Whether you've been listening since 1998's This Is A Pinback Album or only just picked up their latest release Autumn of The Seraphs (TMT Review), every Pinback song feels instantly familiar, playing like the soundtrack to a High School memory of an aimless summer road trip with your girlfriend in the driver's seat, best friend in the backseat, and an empty pack of Djarums in the center console, which you now vehemently deny ever smoking. Or maybe that's just me.
With an established lead, you'll now need three or more sources with which to flesh out the piece. Optimally, these sources will be credible experts on the subject and should say everything so that you don't have to. Your roommate, by the way, does not count as a credible source on anything, ever, no matter how sagely they may seem after you've both lit up.
"Pinback is shamelessly indulgent indie pop," said Esteban Svenska, age 22, when asked his opinion of the San Diego subterranean heroes. "It's for people who take pictures of their sneakers to post on their MySpace profiles. That said, I'm a huge fan."
Others when approached were equally torn on the subject. "Autumn of The Seraphs sounded way overproduced," said Eve McClain*, age 27, "too clean for me. But the first single off the album was drummed by that guy Mario from Earthless, which I'm cool with."
"I heard they're touring." said Jeff Dalwick, age 20, refusing to comment much further, "I don't actually know that much about the band."
Three sources: check. But you're not done yet. Like sex, baseball, and important business commitments, follow-through is important, so you may want to include supplemental data that supports you and your sources' assertions.

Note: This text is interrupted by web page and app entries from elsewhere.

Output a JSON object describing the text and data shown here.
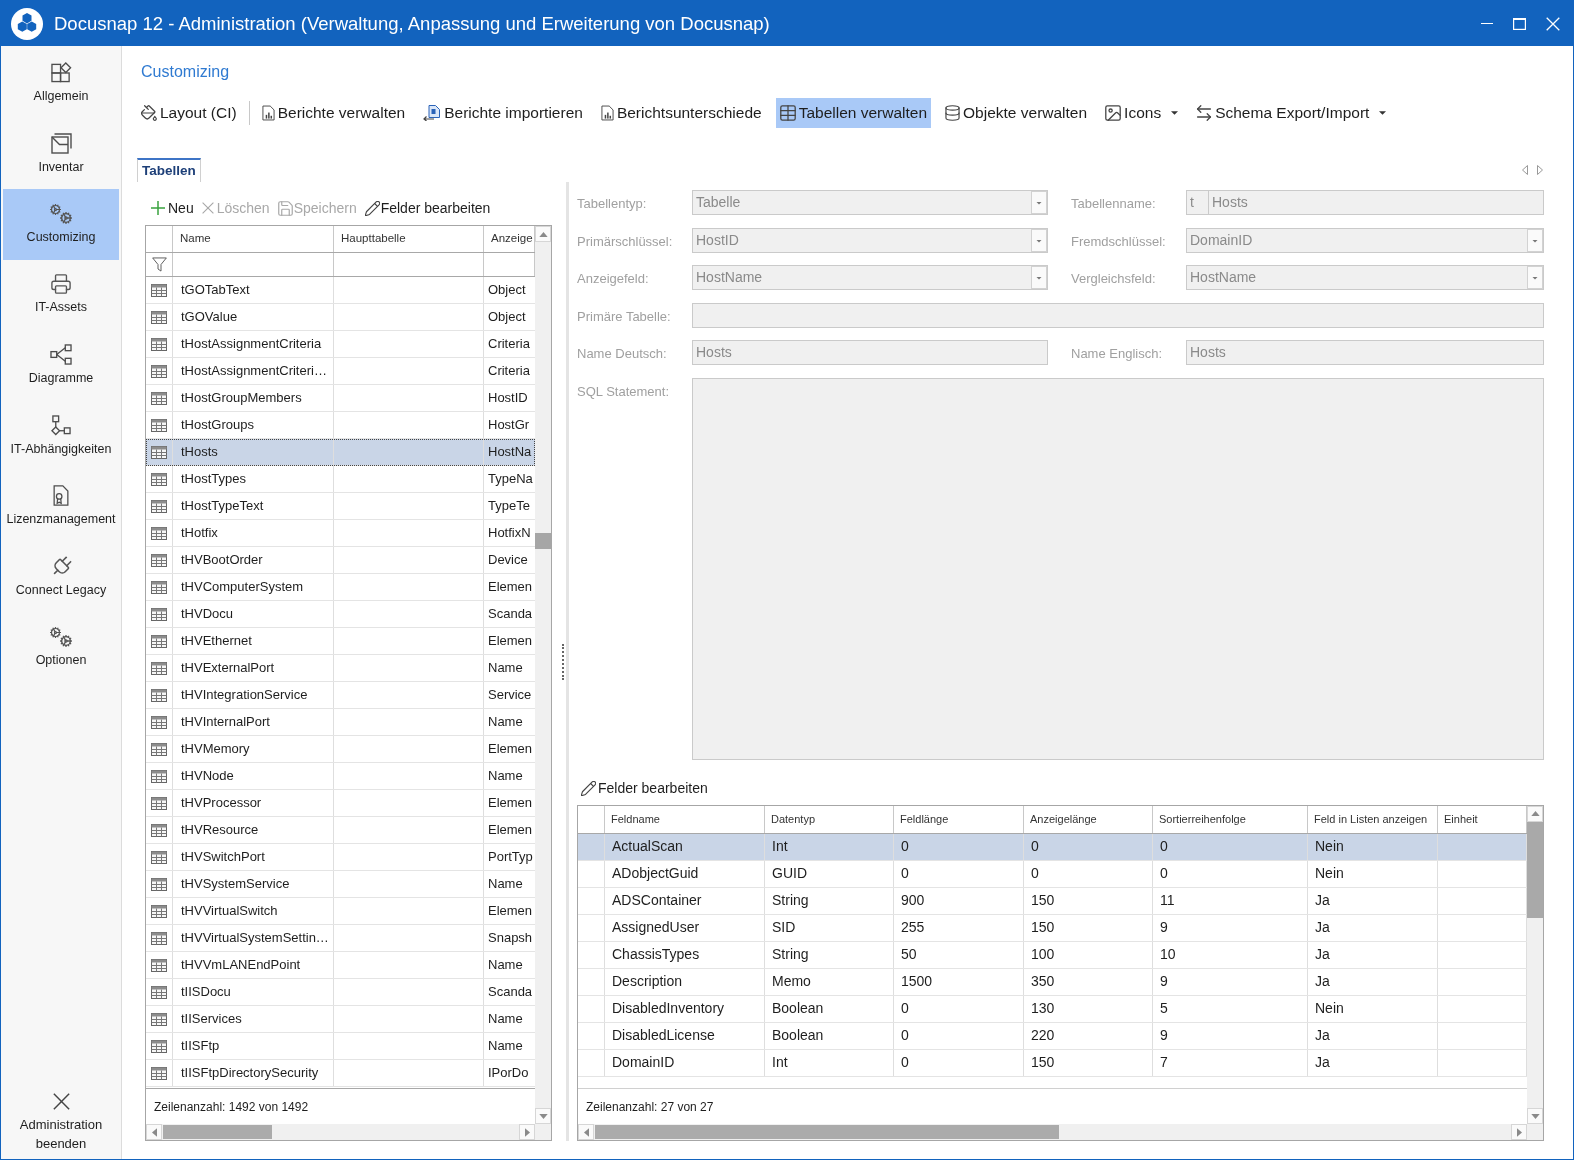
{
  "window": {
    "title": "Docusnap 12 - Administration (Verwaltung, Anpassung und Erweiterung von Docusnap)"
  },
  "sidebar": {
    "items": [
      {
        "label": "Allgemein",
        "selected": false
      },
      {
        "label": "Inventar",
        "selected": false
      },
      {
        "label": "Customizing",
        "selected": true
      },
      {
        "label": "IT-Assets",
        "selected": false
      },
      {
        "label": "Diagramme",
        "selected": false
      },
      {
        "label": "IT-Abhängigkeiten",
        "selected": false
      },
      {
        "label": "Lizenzmanagement",
        "selected": false
      },
      {
        "label": "Connect Legacy",
        "selected": false
      },
      {
        "label": "Optionen",
        "selected": false
      }
    ],
    "exit": {
      "label": "Administration beenden"
    }
  },
  "section": {
    "title": "Customizing"
  },
  "toolbar": {
    "groups": [
      {
        "items": [
          {
            "label": "Layout (CI)",
            "selected": false,
            "menu": false
          }
        ]
      },
      {
        "items": [
          {
            "label": "Berichte verwalten",
            "selected": false,
            "menu": false
          },
          {
            "label": "Berichte importieren",
            "selected": false,
            "menu": false
          },
          {
            "label": "Berichtsunterschiede",
            "selected": false,
            "menu": false
          },
          {
            "label": "Tabellen verwalten",
            "selected": true,
            "menu": false
          },
          {
            "label": "Objekte verwalten",
            "selected": false,
            "menu": false
          },
          {
            "label": "Icons",
            "selected": false,
            "menu": true
          },
          {
            "label": "Schema Export/Import",
            "selected": false,
            "menu": true
          }
        ]
      }
    ]
  },
  "tabs": [
    {
      "label": "Tabellen",
      "selected": true
    }
  ],
  "tables_panel": {
    "actions": [
      {
        "label": "Neu",
        "disabled": false
      },
      {
        "label": "Löschen",
        "disabled": true
      },
      {
        "label": "Speichern",
        "disabled": true
      },
      {
        "label": "Felder bearbeiten",
        "disabled": false
      }
    ],
    "columns": [
      "Name",
      "Haupttabelle",
      "Anzeige"
    ],
    "rows": [
      {
        "name": "tGOTabText",
        "display": "Object",
        "selected": false
      },
      {
        "name": "tGOValue",
        "display": "Object",
        "selected": false
      },
      {
        "name": "tHostAssignmentCriteria",
        "display": "Criteria",
        "selected": false
      },
      {
        "name": "tHostAssignmentCriteri…",
        "display": "Criteria",
        "selected": false
      },
      {
        "name": "tHostGroupMembers",
        "display": "HostID",
        "selected": false
      },
      {
        "name": "tHostGroups",
        "display": "HostGr",
        "selected": false
      },
      {
        "name": "tHosts",
        "display": "HostNa",
        "selected": true
      },
      {
        "name": "tHostTypes",
        "display": "TypeNa",
        "selected": false
      },
      {
        "name": "tHostTypeText",
        "display": "TypeTe",
        "selected": false
      },
      {
        "name": "tHotfix",
        "display": "HotfixN",
        "selected": false
      },
      {
        "name": "tHVBootOrder",
        "display": "Device",
        "selected": false
      },
      {
        "name": "tHVComputerSystem",
        "display": "Elemen",
        "selected": false
      },
      {
        "name": "tHVDocu",
        "display": "Scanda",
        "selected": false
      },
      {
        "name": "tHVEthernet",
        "display": "Elemen",
        "selected": false
      },
      {
        "name": "tHVExternalPort",
        "display": "Name",
        "selected": false
      },
      {
        "name": "tHVIntegrationService",
        "display": "Service",
        "selected": false
      },
      {
        "name": "tHVInternalPort",
        "display": "Name",
        "selected": false
      },
      {
        "name": "tHVMemory",
        "display": "Elemen",
        "selected": false
      },
      {
        "name": "tHVNode",
        "display": "Name",
        "selected": false
      },
      {
        "name": "tHVProcessor",
        "display": "Elemen",
        "selected": false
      },
      {
        "name": "tHVResource",
        "display": "Elemen",
        "selected": false
      },
      {
        "name": "tHVSwitchPort",
        "display": "PortTyp",
        "selected": false
      },
      {
        "name": "tHVSystemService",
        "display": "Name",
        "selected": false
      },
      {
        "name": "tHVVirtualSwitch",
        "display": "Elemen",
        "selected": false
      },
      {
        "name": "tHVVirtualSystemSettin…",
        "display": "Snapsh",
        "selected": false
      },
      {
        "name": "tHVVmLANEndPoint",
        "display": "Name",
        "selected": false
      },
      {
        "name": "tIISDocu",
        "display": "Scanda",
        "selected": false
      },
      {
        "name": "tIIServices",
        "display": "Name",
        "selected": false
      },
      {
        "name": "tIISFtp",
        "display": "Name",
        "selected": false
      },
      {
        "name": "tIISFtpDirectorySecurity",
        "display": "IPorDo",
        "selected": false
      }
    ],
    "row_count": "Zeilenanzahl: 1492 von 1492"
  },
  "form": {
    "rows": [
      {
        "fields": [
          {
            "label": "Tabellentyp:",
            "kind": "dropdown",
            "value": "Tabelle",
            "disabled": true
          },
          {
            "label": "Tabellenname:",
            "kind": "prefixed",
            "prefix": "t",
            "value": "Hosts",
            "disabled": true
          }
        ]
      },
      {
        "fields": [
          {
            "label": "Primärschlüssel:",
            "kind": "dropdown",
            "value": "HostID",
            "disabled": true
          },
          {
            "label": "Fremdschlüssel:",
            "kind": "dropdown",
            "value": "DomainID",
            "disabled": true
          }
        ]
      },
      {
        "fields": [
          {
            "label": "Anzeigefeld:",
            "kind": "dropdown",
            "value": "HostName",
            "disabled": true
          },
          {
            "label": "Vergleichsfeld:",
            "kind": "dropdown",
            "value": "HostName",
            "disabled": true
          }
        ]
      },
      {
        "fields": [
          {
            "label": "Primäre Tabelle:",
            "kind": "text",
            "disabled": true
          }
        ]
      },
      {
        "fields": [
          {
            "label": "Name Deutsch:",
            "kind": "text",
            "value": "Hosts",
            "disabled": true
          },
          {
            "label": "Name Englisch:",
            "kind": "text",
            "value": "Hosts",
            "disabled": true
          }
        ]
      },
      {
        "fields": [
          {
            "label": "SQL Statement:",
            "kind": "memo",
            "disabled": true
          }
        ]
      }
    ]
  },
  "fields_grid": {
    "action": {
      "label": "Felder bearbeiten"
    },
    "columns": [
      "Feldname",
      "Datentyp",
      "Feldlänge",
      "Anzeigelänge",
      "Sortierreihenfolge",
      "Feld in Listen anzeigen",
      "Einheit"
    ],
    "rows": [
      {
        "cells": [
          "ActualScan",
          "Int",
          "0",
          "0",
          "0",
          "Nein"
        ],
        "selected": true
      },
      {
        "cells": [
          "ADobjectGuid",
          "GUID",
          "0",
          "0",
          "0",
          "Nein"
        ],
        "selected": false
      },
      {
        "cells": [
          "ADSContainer",
          "String",
          "900",
          "150",
          "11",
          "Ja"
        ],
        "selected": false
      },
      {
        "cells": [
          "AssignedUser",
          "SID",
          "255",
          "150",
          "9",
          "Ja"
        ],
        "selected": false
      },
      {
        "cells": [
          "ChassisTypes",
          "String",
          "50",
          "100",
          "10",
          "Ja"
        ],
        "selected": false
      },
      {
        "cells": [
          "Description",
          "Memo",
          "1500",
          "350",
          "9",
          "Ja"
        ],
        "selected": false
      },
      {
        "cells": [
          "DisabledInventory",
          "Boolean",
          "0",
          "130",
          "5",
          "Nein"
        ],
        "selected": false
      },
      {
        "cells": [
          "DisabledLicense",
          "Boolean",
          "0",
          "220",
          "9",
          "Ja"
        ],
        "selected": false
      },
      {
        "cells": [
          "DomainID",
          "Int",
          "0",
          "150",
          "7",
          "Ja"
        ],
        "selected": false
      }
    ],
    "row_count": "Zeilenanzahl: 27 von 27"
  }
}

Said a press release sent out by the band's label, "Pinback is back from their European tour and anxious to reconvene with their West Coast chums. The band will be kicking out the jams starting February 5 for two nights at Chula Vista's House of Blues. They'll continue up and down the coast for two weeks and then head over to Japan for three dates in late February."
Hear the new single from Autumn of Seraphs here.
And that's when the lecture ended and I rolled my eyes and said to the guy sitting next to me, "Thank fucking god," to which he replied defensively, "What the fuck is that supposed to mean?" making me feel awkward and effectively expediting my departure.
Oh shit. Yeah, don't forget to list the tourdates. That would be amateur of you.
Pinback, Rocking Your Body The Way You Like It:
* my roommate, who's an exception to the rule because she actually is a credible expert on everything at all times.